TASK ITEM: Please find how many lines of the data contain the string "Petsa", and respond with that number only.

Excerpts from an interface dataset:
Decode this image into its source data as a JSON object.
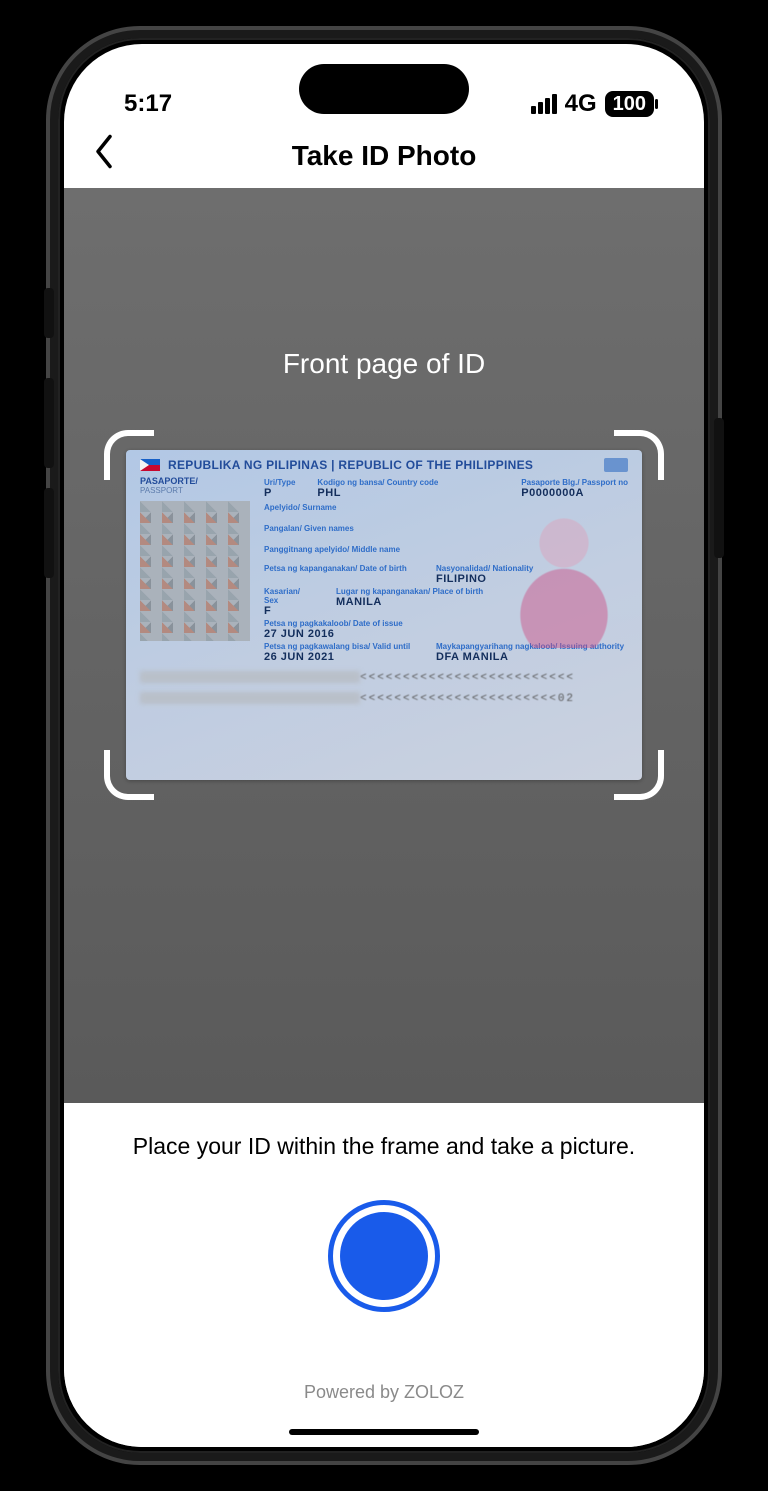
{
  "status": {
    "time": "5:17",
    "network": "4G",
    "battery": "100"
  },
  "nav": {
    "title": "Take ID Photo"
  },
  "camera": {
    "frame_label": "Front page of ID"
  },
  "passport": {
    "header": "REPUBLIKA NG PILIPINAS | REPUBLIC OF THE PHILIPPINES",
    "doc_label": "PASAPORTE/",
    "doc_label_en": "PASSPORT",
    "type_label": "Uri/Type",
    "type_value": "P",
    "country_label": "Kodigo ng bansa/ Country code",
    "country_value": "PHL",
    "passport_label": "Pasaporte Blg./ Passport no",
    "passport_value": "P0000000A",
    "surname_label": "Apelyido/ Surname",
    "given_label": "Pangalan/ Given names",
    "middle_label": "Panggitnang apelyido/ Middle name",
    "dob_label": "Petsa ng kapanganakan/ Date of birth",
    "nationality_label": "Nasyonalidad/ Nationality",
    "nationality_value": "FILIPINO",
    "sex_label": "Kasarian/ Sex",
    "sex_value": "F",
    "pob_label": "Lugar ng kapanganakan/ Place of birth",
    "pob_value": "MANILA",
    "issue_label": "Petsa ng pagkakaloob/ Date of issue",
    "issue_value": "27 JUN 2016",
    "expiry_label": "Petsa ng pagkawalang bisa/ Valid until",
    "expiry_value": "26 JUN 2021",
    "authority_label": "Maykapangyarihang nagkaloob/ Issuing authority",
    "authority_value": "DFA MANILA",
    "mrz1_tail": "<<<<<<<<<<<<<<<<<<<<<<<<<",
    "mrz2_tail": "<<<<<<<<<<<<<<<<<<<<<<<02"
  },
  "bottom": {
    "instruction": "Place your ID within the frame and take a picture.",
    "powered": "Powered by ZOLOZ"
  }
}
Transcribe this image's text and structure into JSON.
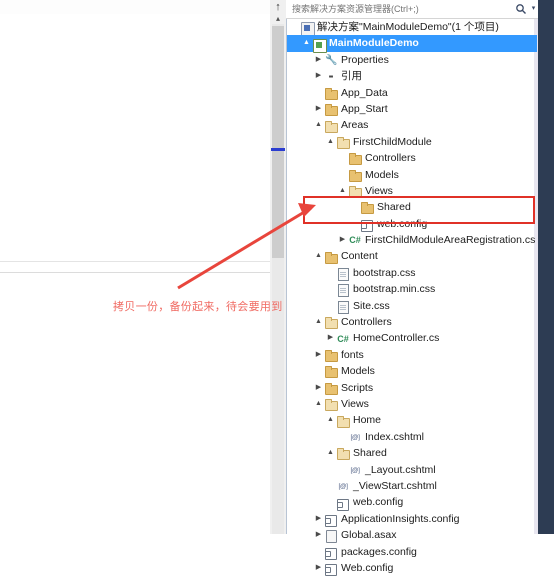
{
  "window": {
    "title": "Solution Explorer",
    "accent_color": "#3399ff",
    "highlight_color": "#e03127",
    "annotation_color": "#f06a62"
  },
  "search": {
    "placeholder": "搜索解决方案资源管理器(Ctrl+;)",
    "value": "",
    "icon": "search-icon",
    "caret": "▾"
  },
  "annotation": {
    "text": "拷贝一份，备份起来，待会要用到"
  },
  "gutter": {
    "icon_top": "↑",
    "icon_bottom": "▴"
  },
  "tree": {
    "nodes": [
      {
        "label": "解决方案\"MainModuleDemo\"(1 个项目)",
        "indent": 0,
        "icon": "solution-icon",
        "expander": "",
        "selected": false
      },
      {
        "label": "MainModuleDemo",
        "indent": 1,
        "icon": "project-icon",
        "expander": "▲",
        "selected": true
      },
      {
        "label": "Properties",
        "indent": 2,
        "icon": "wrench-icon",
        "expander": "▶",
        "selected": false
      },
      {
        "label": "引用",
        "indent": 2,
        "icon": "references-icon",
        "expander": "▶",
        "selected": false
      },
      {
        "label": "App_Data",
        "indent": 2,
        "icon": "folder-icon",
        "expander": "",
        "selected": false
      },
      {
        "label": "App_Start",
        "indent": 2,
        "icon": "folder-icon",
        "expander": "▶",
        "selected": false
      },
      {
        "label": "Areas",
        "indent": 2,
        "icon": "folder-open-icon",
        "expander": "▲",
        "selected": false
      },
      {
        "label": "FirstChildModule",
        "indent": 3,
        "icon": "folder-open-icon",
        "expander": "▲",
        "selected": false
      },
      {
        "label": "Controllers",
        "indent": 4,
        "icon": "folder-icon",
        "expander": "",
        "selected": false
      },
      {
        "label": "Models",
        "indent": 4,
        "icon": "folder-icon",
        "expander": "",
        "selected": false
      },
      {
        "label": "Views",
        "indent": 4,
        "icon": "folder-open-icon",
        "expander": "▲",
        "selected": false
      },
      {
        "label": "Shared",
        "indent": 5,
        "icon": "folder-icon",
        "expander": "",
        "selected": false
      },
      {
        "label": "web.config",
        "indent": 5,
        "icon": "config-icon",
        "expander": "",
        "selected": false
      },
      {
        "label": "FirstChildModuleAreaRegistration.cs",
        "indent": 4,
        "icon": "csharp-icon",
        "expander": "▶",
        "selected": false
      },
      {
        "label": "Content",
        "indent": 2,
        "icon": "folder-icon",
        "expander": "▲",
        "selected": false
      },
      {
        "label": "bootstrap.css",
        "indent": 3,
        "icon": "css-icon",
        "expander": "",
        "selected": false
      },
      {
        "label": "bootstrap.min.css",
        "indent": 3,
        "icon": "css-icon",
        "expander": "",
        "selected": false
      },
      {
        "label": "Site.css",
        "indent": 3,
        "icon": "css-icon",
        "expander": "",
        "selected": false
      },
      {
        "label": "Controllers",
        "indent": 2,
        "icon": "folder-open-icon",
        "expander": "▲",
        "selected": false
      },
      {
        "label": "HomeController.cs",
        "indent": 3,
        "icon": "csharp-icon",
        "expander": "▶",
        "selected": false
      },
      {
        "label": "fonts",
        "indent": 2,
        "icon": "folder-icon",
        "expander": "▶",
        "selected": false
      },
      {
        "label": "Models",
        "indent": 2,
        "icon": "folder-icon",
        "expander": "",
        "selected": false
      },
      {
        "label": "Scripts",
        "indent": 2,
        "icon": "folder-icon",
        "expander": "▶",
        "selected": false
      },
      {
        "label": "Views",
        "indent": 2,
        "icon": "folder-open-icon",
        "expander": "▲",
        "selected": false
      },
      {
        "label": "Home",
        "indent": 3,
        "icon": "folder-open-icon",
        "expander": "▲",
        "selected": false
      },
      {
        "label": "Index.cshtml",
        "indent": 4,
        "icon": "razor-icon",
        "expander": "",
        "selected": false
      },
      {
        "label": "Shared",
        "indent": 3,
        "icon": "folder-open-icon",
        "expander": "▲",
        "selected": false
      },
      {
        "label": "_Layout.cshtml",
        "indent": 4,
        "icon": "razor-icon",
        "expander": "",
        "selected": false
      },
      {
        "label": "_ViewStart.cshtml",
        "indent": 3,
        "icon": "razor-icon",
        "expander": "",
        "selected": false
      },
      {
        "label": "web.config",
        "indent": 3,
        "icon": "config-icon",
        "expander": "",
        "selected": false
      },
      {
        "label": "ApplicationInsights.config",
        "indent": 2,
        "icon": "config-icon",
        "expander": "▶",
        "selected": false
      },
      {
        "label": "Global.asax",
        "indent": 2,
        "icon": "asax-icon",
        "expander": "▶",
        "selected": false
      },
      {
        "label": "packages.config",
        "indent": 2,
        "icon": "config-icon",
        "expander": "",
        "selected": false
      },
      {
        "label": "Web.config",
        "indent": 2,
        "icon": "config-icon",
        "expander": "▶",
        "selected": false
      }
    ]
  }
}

EXPECTED OUTPUT: 3